and spun wool. We joined one of these women and Katie continued her training
in spinning. She has now graduated to using alpaca wool which is more difficult
to spin. This woman was also watching two grandchildren and we enjoyed sharing
bread and cheese as well as crayons with them all. The flock included four
small lambs, two of which were only two days old.
We could see the brown earth of the potato fields off in the distance and
continued until we met a large family working a field. Hilda introduced us
to the owner and asked if they would like some extra help, indicating that
we had "experience!" They all
laughed but were more than willing to accept some extra hands. Our first task
was to gather large chunks of dried dirt for the oven. Having seen the traditional
potato oven earlier in the week, we were excited to help in the building today.
Once the clay oven had been formed by stacking the mounds of dirt, we gathered
dead foliage from the field to burn.
Once the oven was burning, we turned our attention to helping hoe and collect
the ripe potatoes. A small four year old boy named Christian joined us and
we soon realized he would be supervising our work. He was quite cute showing
us how to use the lampa correctly and where
to dig. We all laughed as he tried to carry bags of potatoes twice his weight.
As we completed working in the fields, potatoes were added to the oven and
hot coals. Within the hour, we were sitting with this friendly group enjoying
roasted potatoes. We had also brought two large rounds of cheese and some
which they were happy to consume with the potatoes. We found a place to wash
our hands before eating but were amazed that none of the others did the same.
In some respects it probably didn't matter because the roasted potatoes were
covered in dirt.
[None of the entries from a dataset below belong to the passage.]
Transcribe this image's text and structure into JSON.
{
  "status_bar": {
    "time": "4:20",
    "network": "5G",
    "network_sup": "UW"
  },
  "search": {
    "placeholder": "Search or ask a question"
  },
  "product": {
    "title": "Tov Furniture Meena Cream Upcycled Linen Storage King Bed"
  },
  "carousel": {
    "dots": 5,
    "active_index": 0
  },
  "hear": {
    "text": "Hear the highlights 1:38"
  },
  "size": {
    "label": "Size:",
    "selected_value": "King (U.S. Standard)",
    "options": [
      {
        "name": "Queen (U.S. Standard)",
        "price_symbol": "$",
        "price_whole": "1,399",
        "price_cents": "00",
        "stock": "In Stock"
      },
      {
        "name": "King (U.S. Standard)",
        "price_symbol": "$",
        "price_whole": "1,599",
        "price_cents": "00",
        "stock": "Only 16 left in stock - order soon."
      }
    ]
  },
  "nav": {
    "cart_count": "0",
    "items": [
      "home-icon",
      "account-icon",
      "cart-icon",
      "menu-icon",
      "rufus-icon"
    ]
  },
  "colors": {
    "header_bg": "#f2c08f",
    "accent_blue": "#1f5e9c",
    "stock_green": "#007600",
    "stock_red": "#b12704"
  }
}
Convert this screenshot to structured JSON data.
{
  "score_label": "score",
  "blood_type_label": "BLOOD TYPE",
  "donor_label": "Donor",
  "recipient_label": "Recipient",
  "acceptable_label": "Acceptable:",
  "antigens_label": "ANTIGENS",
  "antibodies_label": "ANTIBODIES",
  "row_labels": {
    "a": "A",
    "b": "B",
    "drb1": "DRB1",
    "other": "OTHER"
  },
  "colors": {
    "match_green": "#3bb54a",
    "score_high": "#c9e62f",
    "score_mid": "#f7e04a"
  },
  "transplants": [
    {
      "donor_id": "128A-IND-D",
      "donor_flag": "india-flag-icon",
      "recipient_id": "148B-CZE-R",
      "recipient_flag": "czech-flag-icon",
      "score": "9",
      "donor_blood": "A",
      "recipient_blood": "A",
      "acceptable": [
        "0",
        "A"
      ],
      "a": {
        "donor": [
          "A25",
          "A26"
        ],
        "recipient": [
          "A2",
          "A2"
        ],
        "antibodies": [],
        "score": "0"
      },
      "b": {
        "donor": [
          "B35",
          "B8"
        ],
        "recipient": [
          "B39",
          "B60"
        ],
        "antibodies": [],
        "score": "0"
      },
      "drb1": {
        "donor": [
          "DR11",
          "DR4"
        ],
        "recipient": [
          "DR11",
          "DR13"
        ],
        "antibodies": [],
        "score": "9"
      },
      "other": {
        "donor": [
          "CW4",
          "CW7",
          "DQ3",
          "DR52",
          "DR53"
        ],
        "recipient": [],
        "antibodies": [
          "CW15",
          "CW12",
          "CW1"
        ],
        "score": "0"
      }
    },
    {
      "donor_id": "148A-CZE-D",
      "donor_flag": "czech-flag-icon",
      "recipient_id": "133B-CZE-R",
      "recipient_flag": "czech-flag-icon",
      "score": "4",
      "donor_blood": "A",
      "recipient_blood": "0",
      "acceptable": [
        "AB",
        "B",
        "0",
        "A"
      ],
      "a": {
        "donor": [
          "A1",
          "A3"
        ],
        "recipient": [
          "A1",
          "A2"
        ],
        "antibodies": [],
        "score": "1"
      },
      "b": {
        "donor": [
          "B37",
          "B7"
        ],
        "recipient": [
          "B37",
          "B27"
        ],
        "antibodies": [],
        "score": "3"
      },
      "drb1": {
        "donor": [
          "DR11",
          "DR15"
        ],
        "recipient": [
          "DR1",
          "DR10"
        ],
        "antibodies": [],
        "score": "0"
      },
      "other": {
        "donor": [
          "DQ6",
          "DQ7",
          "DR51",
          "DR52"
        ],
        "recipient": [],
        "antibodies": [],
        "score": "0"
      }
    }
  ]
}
After removing them from the oven, weeds were used to dust
over the potatoes twice. We asked Hilda if this was part of the ritual and
she laughed saying, "No, they are just cleaning the potatoes." We
tried to carefully peal our potatoes and kept our consumption to just a few
- though they were delicious, mud and all!
all enjoyed each others company and they had lots of questions for us. They
wanted to know what farms where like in America. They asked our names, ages
and jobs. They teased us about being so thin and said potatoes made them all
fat. We had lots of laughs before saying adios. Before leaving, a man walked
through the field selling popsicles and we were able to purchase enough for
everyone for less than 3 soles (about 80 cents).
It was already mid-afternoon by the time we started back toward the center
of this community to catch a taxi. David and Katie passed out all the combs,
mirrors, pens and marbles we had brought with us and received lots of smiles
in return. The taxi cost us a bit more than the bus but was still a bargain
at 12 soles (about $3.50). We returned to Cusco a bit sad that our time in
Peru was coming to an end, and sadder yet to have to say goodbye to our guide,
Hilda who has become a wonderful friend.
Tomorrow we will be flying to Lima and then taking a five hour bus ride to
Ica. Ica is on the southern coast of Peru and is an oasis sitting among huge
sand dunes. David will be celebrating his birthday here and is hoping to learn
how to surf the dunes.